It only takes one moment for a person's interest to be piqued and a life-altering decision to be made.
For Bruce Machart, an American literature and English professor at Lone Star College in Houston, that moment came when he was about 23 and sitting in a sophomore-level literature class. His teacher read "Powerhouse" by Eudora Welty, and everything changed.
"It was like someone had pealed my scalp back," Machart said in a phone interview with the Deseret News.
"It had a strong devastating effect on me. I didn't know why it worked, but I knew that it worked, and I would say that's where the curiosity came from. I wanted to figure out what made stories work the way that they do."
After that, Machart started taking creative writing classes. He eventually went on to earn a graduate degree in the field. Since then, he's been teaching and writing and has published a collection of short stories.
A few weeks ago, Machart released his debut novel, "The Wake of Forgiveness" to rave reviews. The author will be in Salt Lake City Thursday evening to greet fans at the King's English Bookshop.
"The Wake of Forgiveness" opens in 1895 as a Czech immigrant looses his wife during the birth of their fourth son, Karel. Karel grows up haunted by thoughts of the mother he never knew, and he suffers daily from the silent blame his father carries for him. The yoke the four brothers are forced to wear plowing the family's fields leaves a permanent mark, and Karel longs for more. But the price could be costly.
The idea for "The Wake of Forgiveness" sprung out of two family stories Machart remembers from his childhood. One such tale was that of two sisters living together three generations back. One of the sisters had a husband who left the picture while she was pregnant, and she later died during childbirth. Despite the fact that the two sisters were lifelong friends and advocated for one another, the surviving sister couldn't bear to even hold her new nephew. She associated him too strongly with death of her beloved sister.
"It always sort of stuck with me," Machart said. "As a writer, I try to write what I don't know. Otherwise it doesn't hold my interest very long. … I started thinking about what it would be like to be a boy with no mother and a boy who'd never really know his mother. And a boy onto whom there fell some, not necessarily blame, but onto whom there fell some unpleasant association with that loss.
"I was just such a mamma's boy growing up. I'm a big old strapping 6-foot-4 Texas boy now, but I used to bury my head into pleats of mama's skirt and wanted her protection all the time. So for me to consider growing up motherless was about the riskiest act of imagination I could envision."
The other family story was one that Machart's father told him. His father grew up close to some boys whose father had them pull the plow instead of using horses or mules. Whether he was flat broke or really mean or there was something else going on no one knew. But all the boys had crooked necks from the constant straining in one direction or another as they pulled the plow through the earth.

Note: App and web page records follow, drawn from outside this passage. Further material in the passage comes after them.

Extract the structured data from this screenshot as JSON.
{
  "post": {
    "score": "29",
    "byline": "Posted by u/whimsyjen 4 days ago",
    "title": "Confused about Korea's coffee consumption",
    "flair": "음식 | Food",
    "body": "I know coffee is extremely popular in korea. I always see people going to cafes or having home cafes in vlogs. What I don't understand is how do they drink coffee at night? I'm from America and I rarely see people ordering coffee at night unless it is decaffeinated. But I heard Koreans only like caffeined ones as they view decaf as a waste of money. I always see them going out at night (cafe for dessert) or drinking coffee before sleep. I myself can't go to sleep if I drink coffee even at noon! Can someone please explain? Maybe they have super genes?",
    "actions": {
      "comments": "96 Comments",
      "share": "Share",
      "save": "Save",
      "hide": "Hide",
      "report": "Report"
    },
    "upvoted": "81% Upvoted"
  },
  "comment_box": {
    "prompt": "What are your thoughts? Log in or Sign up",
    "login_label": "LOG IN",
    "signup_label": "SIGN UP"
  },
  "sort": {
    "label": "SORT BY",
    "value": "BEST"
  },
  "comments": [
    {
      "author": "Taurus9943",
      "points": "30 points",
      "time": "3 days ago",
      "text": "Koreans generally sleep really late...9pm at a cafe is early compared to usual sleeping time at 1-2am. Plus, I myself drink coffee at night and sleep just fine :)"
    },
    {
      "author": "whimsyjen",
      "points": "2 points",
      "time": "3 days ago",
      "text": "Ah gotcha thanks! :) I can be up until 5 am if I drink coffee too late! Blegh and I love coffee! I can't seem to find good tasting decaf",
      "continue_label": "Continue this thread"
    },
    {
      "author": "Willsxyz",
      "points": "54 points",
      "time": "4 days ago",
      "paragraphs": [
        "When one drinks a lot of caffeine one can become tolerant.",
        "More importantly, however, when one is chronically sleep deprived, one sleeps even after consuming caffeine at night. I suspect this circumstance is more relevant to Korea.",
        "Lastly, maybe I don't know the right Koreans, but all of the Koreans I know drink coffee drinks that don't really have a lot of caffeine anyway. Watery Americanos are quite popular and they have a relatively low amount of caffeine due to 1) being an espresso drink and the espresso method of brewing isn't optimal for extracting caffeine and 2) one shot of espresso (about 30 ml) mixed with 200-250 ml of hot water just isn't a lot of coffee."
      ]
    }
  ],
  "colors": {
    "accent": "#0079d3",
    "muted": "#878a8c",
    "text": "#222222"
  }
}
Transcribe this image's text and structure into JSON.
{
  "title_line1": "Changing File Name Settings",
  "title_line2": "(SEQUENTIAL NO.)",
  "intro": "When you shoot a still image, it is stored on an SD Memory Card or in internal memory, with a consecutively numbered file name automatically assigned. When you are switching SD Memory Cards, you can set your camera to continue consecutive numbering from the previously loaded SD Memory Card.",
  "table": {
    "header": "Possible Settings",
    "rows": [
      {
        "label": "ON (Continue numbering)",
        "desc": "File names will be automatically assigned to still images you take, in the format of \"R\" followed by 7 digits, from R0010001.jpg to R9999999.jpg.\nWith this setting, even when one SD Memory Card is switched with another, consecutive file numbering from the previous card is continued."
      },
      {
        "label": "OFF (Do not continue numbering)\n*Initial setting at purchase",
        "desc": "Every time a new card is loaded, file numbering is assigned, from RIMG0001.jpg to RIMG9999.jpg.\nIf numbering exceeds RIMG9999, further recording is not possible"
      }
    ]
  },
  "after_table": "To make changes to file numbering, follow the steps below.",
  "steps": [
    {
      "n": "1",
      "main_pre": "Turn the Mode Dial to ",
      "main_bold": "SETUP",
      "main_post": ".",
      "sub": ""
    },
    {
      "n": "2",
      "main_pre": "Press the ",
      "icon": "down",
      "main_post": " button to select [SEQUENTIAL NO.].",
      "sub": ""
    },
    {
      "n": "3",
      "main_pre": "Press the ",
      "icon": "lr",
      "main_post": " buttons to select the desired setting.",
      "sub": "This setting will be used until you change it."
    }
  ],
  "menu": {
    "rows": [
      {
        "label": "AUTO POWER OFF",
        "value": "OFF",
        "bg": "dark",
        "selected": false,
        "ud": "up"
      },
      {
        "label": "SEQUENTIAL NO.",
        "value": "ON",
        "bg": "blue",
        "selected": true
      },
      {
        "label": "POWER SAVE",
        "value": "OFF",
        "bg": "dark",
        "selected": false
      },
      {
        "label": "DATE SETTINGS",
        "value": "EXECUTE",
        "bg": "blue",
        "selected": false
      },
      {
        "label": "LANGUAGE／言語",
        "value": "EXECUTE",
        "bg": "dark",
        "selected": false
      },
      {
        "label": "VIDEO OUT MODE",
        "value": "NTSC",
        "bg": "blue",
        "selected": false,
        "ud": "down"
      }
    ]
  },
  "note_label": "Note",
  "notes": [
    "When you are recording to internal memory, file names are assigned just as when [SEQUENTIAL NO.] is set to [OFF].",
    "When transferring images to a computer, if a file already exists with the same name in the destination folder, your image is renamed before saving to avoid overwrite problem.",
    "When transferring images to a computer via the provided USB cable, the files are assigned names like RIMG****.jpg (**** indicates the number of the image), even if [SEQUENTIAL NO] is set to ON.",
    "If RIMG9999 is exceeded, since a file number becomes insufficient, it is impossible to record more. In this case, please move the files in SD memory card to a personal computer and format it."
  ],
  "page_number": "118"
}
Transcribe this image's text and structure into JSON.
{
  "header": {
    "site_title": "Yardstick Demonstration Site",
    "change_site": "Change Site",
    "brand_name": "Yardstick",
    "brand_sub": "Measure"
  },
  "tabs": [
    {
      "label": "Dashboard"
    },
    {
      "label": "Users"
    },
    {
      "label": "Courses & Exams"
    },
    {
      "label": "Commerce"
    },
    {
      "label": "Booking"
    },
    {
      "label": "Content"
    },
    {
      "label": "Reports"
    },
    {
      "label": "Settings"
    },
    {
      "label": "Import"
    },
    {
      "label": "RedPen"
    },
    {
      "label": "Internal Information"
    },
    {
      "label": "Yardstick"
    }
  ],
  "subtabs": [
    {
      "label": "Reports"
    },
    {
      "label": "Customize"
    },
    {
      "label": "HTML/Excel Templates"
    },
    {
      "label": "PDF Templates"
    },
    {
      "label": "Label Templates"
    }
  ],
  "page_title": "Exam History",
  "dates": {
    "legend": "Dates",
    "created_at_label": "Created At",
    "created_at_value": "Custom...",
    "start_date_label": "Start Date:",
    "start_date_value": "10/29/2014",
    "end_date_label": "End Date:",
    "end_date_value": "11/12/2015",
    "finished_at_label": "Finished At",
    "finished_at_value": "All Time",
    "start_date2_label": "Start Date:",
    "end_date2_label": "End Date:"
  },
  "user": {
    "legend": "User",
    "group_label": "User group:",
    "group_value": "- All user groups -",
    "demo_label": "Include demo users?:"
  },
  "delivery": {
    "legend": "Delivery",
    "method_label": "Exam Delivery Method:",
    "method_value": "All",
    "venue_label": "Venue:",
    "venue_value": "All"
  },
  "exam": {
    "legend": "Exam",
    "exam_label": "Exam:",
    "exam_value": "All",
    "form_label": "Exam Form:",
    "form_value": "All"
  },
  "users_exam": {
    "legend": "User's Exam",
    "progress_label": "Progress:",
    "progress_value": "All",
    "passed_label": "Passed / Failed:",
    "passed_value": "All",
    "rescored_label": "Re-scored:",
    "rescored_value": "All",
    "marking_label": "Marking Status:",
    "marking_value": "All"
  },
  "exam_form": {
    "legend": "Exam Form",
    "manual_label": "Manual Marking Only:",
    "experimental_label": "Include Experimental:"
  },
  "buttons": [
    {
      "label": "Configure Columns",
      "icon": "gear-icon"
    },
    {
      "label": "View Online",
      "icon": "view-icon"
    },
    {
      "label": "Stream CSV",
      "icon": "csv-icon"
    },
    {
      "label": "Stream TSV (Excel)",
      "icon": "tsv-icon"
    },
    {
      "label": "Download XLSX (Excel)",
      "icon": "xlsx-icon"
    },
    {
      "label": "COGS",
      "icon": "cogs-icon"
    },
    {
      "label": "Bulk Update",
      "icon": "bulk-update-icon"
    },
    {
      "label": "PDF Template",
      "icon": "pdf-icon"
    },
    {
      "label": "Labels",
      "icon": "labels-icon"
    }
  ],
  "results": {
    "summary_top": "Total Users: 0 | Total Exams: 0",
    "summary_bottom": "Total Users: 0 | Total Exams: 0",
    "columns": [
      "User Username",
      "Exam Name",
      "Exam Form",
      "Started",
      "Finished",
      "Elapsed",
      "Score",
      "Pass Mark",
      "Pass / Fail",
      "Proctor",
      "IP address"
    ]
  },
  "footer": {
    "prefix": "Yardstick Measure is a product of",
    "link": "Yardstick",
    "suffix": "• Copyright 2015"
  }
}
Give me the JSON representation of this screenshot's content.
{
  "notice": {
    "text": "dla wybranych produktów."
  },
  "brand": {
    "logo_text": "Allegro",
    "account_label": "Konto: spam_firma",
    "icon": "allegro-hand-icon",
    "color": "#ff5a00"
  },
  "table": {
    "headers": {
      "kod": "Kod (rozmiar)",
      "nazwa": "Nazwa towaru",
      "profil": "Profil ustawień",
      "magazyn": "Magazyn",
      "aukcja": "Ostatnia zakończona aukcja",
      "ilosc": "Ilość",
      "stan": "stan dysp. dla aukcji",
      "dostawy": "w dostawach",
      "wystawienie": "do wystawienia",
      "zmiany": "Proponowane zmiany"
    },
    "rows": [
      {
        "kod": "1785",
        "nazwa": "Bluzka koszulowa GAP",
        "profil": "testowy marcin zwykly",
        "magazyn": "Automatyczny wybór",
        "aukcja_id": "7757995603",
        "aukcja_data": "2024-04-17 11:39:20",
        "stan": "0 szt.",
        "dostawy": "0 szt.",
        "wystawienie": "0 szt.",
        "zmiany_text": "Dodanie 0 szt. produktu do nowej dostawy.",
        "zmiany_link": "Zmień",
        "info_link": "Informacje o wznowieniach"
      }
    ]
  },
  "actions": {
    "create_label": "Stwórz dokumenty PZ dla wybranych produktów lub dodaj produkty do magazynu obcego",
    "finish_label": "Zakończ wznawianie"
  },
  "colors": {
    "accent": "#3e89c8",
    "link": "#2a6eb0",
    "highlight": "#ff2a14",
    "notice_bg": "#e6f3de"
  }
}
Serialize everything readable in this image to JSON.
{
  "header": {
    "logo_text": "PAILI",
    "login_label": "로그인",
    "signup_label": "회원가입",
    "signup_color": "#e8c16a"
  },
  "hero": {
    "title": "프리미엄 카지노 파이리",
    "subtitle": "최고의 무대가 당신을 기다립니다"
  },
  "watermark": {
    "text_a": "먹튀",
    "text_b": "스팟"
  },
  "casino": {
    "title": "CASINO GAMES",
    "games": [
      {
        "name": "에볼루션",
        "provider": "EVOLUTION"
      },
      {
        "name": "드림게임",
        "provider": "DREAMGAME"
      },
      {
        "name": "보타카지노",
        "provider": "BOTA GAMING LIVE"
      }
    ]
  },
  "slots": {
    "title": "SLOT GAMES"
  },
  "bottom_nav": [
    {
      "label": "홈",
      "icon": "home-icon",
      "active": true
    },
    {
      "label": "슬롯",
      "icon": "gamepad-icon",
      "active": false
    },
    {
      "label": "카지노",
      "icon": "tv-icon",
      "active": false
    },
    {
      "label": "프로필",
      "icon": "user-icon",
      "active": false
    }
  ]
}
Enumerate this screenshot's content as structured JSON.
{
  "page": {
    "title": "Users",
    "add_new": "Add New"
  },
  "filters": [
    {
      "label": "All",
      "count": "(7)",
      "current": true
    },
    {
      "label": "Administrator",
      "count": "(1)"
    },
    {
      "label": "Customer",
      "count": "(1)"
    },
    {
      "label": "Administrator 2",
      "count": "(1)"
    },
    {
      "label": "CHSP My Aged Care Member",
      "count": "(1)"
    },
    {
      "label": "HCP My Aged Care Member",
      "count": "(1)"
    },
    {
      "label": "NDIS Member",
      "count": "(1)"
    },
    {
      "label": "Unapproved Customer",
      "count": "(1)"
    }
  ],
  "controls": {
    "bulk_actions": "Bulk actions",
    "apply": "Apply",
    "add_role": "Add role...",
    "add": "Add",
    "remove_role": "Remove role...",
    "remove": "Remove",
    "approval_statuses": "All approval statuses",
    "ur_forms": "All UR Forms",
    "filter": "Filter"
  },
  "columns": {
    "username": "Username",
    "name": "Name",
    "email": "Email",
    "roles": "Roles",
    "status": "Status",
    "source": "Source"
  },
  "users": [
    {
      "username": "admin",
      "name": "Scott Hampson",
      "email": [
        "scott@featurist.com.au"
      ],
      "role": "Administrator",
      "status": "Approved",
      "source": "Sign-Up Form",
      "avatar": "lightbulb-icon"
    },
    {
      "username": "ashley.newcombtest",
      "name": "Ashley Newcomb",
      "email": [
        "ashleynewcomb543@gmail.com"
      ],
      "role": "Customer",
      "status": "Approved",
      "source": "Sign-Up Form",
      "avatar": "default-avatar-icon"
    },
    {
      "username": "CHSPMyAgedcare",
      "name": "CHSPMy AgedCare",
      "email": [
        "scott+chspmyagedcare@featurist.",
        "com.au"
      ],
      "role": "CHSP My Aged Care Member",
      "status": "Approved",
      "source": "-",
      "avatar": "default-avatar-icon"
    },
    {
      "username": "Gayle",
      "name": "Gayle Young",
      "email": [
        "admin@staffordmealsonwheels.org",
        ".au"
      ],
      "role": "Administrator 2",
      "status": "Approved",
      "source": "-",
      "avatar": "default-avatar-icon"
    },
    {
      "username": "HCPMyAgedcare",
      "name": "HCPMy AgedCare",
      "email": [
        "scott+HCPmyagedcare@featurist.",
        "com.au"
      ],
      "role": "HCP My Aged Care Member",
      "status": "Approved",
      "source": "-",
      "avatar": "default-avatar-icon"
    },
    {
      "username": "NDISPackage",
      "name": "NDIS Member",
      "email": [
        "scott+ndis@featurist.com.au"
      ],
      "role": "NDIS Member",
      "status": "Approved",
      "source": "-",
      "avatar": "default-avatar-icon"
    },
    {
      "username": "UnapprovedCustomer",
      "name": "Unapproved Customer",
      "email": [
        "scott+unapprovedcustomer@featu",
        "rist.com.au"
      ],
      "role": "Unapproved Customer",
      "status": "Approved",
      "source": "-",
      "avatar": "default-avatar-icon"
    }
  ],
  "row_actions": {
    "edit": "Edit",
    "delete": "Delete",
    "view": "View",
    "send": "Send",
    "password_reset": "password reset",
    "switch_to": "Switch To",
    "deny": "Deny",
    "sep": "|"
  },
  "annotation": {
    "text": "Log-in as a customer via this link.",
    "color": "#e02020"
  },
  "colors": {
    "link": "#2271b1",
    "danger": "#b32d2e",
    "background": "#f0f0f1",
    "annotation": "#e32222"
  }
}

"The Wake of Forgiveness" is set on the Texas frontier in the rural area of Lavaca County. Machart's father grew up just a few counties away, and his paternal grandmother and grandfather grew up and met each other at a dance there.
Family reunions, weddings and funerals were often held in the county, and Machart always felt like an outsider when visiting.
"I was the kid running into electric cattle fence and waking up 10 minutes later on my aunt's couch," Machart said. "It made me feel like an outsider and pretty lonely, even though I had an elder brother there who was in the same situation. … That's why I set it ("The Wake of Forgiveness") there in Lavaca County. It always felt like it should feel like home, but for me it had a loneliness that I wanted to investigate a little bit."
Machart says he doesn't think about his readers very often when he's writing — he just writes the kind of stories he would like to read. But he says he'd be lying if he didn't admit he wants other people to read his work.
"I don't write for therapy," he said. "It's not therapeutic; it's not even pleasant for me most of the time. Quite frankly, I really don't like writing. I really like having written.Comment on this story
"I like having done it. It was sort of a wonderful experience. I feel like I gained a fantastic connection to this place that had always sort of mystified and befuddled me. I feel very well connected to it now.
"I don't want to say its 'woe is me' as a writer. It's hard, but it's not. It's hard because it's exhausting mentally. But it's not digging ditches or selling conveyor belts or teaching freshman composition. These are all harder than sitting down and typing."
Who: Bruce Machart
When: Thursday, Nov. 7, 7 p.m.
Where:King's English Bookshop, 1511 S. 1500 East